▶ THE TASK: The expected result is every entry, retyped character for character.

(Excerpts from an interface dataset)
Content starts

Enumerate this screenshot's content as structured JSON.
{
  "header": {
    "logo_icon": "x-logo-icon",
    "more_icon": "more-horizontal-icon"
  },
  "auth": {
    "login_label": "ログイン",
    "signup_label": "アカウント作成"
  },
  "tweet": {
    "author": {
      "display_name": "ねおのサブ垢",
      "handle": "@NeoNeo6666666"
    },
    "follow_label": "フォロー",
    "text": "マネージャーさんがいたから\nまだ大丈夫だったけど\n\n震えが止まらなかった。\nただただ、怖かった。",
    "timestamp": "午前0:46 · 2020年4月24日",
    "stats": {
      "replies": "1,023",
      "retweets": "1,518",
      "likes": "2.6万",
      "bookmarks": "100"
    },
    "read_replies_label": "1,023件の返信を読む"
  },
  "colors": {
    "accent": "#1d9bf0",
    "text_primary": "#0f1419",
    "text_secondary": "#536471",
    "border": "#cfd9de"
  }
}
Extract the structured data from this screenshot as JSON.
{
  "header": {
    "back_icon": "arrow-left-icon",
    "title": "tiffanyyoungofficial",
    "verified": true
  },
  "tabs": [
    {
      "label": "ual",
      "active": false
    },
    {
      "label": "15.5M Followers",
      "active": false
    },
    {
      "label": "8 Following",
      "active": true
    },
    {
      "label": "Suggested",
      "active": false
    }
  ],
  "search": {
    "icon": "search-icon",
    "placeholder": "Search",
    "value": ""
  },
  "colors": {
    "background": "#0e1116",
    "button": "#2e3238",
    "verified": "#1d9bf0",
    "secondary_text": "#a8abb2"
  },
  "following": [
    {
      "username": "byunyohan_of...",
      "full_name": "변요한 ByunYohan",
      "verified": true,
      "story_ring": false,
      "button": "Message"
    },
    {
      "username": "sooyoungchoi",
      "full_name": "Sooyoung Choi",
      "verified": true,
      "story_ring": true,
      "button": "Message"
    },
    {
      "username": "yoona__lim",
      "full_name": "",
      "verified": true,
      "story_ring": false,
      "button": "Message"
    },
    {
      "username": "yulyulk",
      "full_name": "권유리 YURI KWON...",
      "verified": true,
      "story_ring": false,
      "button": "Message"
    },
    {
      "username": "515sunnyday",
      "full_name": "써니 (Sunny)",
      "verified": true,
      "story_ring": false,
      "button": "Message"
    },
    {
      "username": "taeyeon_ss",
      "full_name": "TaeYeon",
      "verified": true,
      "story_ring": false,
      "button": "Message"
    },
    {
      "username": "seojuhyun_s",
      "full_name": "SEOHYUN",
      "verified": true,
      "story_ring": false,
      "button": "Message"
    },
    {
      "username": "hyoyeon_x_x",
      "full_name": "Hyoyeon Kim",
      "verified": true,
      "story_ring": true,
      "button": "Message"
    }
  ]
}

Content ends

▶ RESULT BELOW:
Enumerate this screenshot's content as structured JSON.
{
  "header": {
    "logo_icon": "x-logo-icon",
    "more_icon": "more-horizontal-icon"
  },
  "auth": {
    "login_label": "ログイン",
    "signup_label": "アカウント作成"
  },
  "tweet": {
    "author": {
      "display_name": "ねおのサブ垢",
      "handle": "@NeoNeo6666666"
    },
    "follow_label": "フォロー",
    "text": "マネージャーさんがいたから\nまだ大丈夫だったけど\n\n震えが止まらなかった。\nただただ、怖かった。",
    "timestamp": "午前0:46 · 2020年4月24日",
    "stats": {
      "replies": "1,023",
      "retweets": "1,518",
      "likes": "2.6万",
      "bookmarks": "100"
    },
    "read_replies_label": "1,023件の返信を読む"
  },
  "colors": {
    "accent": "#1d9bf0",
    "text_primary": "#0f1419",
    "text_secondary": "#536471",
    "border": "#cfd9de"
  }
}
Extract the structured data from this screenshot as JSON.
{
  "header": {
    "back_icon": "arrow-left-icon",
    "title": "tiffanyyoungofficial",
    "verified": true
  },
  "tabs": [
    {
      "label": "ual",
      "active": false
    },
    {
      "label": "15.5M Followers",
      "active": false
    },
    {
      "label": "8 Following",
      "active": true
    },
    {
      "label": "Suggested",
      "active": false
    }
  ],
  "search": {
    "icon": "search-icon",
    "placeholder": "Search",
    "value": ""
  },
  "colors": {
    "background": "#0e1116",
    "button": "#2e3238",
    "verified": "#1d9bf0",
    "secondary_text": "#a8abb2"
  },
  "following": [
    {
      "username": "byunyohan_of...",
      "full_name": "변요한 ByunYohan",
      "verified": true,
      "story_ring": false,
      "button": "Message"
    },
    {
      "username": "sooyoungchoi",
      "full_name": "Sooyoung Choi",
      "verified": true,
      "story_ring": true,
      "button": "Message"
    },
    {
      "username": "yoona__lim",
      "full_name": "",
      "verified": true,
      "story_ring": false,
      "button": "Message"
    },
    {
      "username": "yulyulk",
      "full_name": "권유리 YURI KWON...",
      "verified": true,
      "story_ring": false,
      "button": "Message"
    },
    {
      "username": "515sunnyday",
      "full_name": "써니 (Sunny)",
      "verified": true,
      "story_ring": false,
      "button": "Message"
    },
    {
      "username": "taeyeon_ss",
      "full_name": "TaeYeon",
      "verified": true,
      "story_ring": false,
      "button": "Message"
    },
    {
      "username": "seojuhyun_s",
      "full_name": "SEOHYUN",
      "verified": true,
      "story_ring": false,
      "button": "Message"
    },
    {
      "username": "hyoyeon_x_x",
      "full_name": "Hyoyeon Kim",
      "verified": true,
      "story_ring": true,
      "button": "Message"
    }
  ]
}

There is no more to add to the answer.